The consumer was almost certainly in labour between 3.30pm and 6:00pm when seen by the house surgeon. The staff nurse/midwife should have either diagnosed labour earlier or at least further investigated the possibility of labour. If the staff nurse/midwife was not present when the trainee intern assessed the consumer, she should have taken steps to find out the results of her assessment.
In my opinion, the ultimate outcome of the premature birth and death of the consumer's babies was not affected by the staff nurse/midwife's care of the consumer. However, had labour been diagnosed earlier the consumer would have been better prepared for the delivery which may have occurred in a more controlled environment. I note that while the staff nurse/midwife had not recently undertaken any antenatal education, she was a charge nurse and a registered midwife and therefore should have undertaken basic antenatal examination.
Opinion: Breach - Crown Health Enterprise
In my opinion the Crown Health Enterprise breached Right 4(3) and Right 10(3) of the Code as follows:
The staff nurse/midwife was inexperienced in nursing women antenatally but was working on a ward where there were antenatal patients and was allocated the consumer to look after. The Crown Health Enterprise bears significant responsibility for the fact that the staff nurse/midwife was working on a ward with antenatal patients when her experience had been caring for patients postnatally. The Crown Health Enterprise should have ensured that the staff nurse/midwife undertook the planned upskilling programme prior to working on the ward with antenatal patients.
I note that the clinical director of midwifery has advised that all midwives at the hospital have now been through a clinical up-skilling process. I have not found evidence of a systems problem at the hospital likely to lead to a recurrence of the situation experienced by the consumer. The evidence is unclear as to why the staff nurse/midwife was not aware of the trainee intern's assessment of the consumer. I suggest, however, that the Crown Health Enterprise ensures that it has appropriate systems in place to facilitate the hand-over of information by medical staff.
In my opinion the Crown Health Enterprise compounded its process errors by sending the consumer a sympathy letter which was not tailored to her individual situation. In this regard, the Crown Health Enterprise also failed to provide a service which met the consumer's needs.

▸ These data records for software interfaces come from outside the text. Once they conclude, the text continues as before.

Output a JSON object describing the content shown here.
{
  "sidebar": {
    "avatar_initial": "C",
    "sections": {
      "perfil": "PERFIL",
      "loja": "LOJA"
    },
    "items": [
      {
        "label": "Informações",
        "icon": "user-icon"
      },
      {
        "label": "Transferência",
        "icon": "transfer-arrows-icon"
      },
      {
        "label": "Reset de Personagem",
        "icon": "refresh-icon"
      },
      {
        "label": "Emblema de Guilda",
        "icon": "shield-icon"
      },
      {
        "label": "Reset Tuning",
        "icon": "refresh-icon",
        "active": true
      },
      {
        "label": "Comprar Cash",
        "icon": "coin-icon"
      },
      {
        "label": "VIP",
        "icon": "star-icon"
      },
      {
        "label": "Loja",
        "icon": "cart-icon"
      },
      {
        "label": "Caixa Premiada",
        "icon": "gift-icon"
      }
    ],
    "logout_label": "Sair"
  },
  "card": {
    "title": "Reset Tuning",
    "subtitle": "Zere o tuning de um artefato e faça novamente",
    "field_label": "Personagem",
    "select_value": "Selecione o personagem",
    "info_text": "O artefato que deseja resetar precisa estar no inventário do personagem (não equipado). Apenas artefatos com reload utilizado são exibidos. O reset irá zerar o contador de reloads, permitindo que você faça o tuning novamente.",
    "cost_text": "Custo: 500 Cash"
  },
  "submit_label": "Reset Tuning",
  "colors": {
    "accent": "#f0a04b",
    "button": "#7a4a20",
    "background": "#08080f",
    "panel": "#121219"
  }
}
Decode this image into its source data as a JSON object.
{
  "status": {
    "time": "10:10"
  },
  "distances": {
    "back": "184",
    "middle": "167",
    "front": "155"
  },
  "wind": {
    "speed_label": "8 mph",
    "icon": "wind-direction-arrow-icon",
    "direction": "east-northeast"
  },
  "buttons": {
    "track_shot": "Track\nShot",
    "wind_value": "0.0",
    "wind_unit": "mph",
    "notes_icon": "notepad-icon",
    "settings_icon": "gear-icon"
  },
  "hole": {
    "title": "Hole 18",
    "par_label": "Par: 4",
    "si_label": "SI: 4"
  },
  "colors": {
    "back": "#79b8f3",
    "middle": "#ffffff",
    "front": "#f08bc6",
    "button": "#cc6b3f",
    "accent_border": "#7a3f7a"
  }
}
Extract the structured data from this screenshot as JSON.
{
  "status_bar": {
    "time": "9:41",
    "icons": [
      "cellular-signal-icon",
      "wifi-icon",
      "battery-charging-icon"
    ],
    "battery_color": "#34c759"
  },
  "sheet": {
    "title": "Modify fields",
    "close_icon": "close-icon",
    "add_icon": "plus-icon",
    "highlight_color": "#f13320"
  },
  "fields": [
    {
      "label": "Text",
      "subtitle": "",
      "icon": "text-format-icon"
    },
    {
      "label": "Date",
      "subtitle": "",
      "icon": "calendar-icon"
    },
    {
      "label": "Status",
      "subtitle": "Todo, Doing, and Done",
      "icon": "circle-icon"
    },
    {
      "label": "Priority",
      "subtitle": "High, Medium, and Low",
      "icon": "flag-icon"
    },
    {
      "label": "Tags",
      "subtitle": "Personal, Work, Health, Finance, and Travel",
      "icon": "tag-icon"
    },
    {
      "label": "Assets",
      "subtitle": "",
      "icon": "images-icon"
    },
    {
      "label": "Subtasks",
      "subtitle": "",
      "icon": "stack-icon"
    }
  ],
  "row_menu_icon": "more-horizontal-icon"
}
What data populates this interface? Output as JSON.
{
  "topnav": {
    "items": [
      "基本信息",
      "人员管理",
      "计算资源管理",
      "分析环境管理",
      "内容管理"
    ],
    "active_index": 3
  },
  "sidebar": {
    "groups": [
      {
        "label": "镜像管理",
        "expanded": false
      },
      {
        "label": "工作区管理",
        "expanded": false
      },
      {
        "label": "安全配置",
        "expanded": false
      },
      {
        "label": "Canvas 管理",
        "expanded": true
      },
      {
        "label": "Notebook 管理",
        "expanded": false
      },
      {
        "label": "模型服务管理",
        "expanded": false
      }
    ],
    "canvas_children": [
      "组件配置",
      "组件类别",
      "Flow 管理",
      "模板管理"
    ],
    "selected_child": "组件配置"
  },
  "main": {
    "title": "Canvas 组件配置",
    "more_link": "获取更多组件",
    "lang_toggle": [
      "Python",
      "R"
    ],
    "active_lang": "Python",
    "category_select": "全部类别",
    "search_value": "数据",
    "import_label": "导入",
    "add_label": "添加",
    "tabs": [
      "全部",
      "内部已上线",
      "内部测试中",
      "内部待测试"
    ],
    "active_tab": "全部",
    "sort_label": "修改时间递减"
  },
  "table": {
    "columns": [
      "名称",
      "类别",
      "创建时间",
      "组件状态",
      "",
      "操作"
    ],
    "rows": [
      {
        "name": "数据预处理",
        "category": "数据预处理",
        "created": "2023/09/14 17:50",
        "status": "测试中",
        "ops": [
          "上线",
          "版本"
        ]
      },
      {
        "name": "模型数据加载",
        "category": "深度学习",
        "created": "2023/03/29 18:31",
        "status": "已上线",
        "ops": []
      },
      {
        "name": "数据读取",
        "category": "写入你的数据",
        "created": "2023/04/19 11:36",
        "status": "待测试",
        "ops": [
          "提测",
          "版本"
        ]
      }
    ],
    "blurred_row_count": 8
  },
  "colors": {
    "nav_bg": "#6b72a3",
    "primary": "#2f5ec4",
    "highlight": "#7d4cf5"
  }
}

In my opinion, by not efficiently and fairly resolving the consumer's complaint, the Crown Health Enterprise's actions were in breach of Right 10(3). The Crown Health Enterprise should have spoken to both the staff nurse/midwife and the second midwife before responding to the consumer's complaint.
Future Actions: Staff Nurse/ Midwife
I recommend that the staff nurse/midwife apologises in writing to the consumer for her breach of the Code of Rights. This apology should be sent to the Commissioner, who will forward it to the consumer. The staff nurse/midwife should ensure she keeps up to date with midwifery education to ensure she is able to provide services of an appropriate standard.
Future Actions: Crown Health Enterprise
I recommend that the Crown Health Enterprise takes the following actions:
- Apologises in writing to the consumer for its breach of the Code of Rights. This apology should be sent to the Commissioner, who will forward it to the consumer.
- Revises its policy on handling complaints to ensure responses include the views of individuals who are the subject of any complaint.
- Ensures staff are competent prior to placing them on duty.
- Reiterates to staff the need to look carefully at all standard correspondence to ensure the individual's needs are recognised.
A copy of this opinion will be sent to the Nursing Council and the College of Midwives.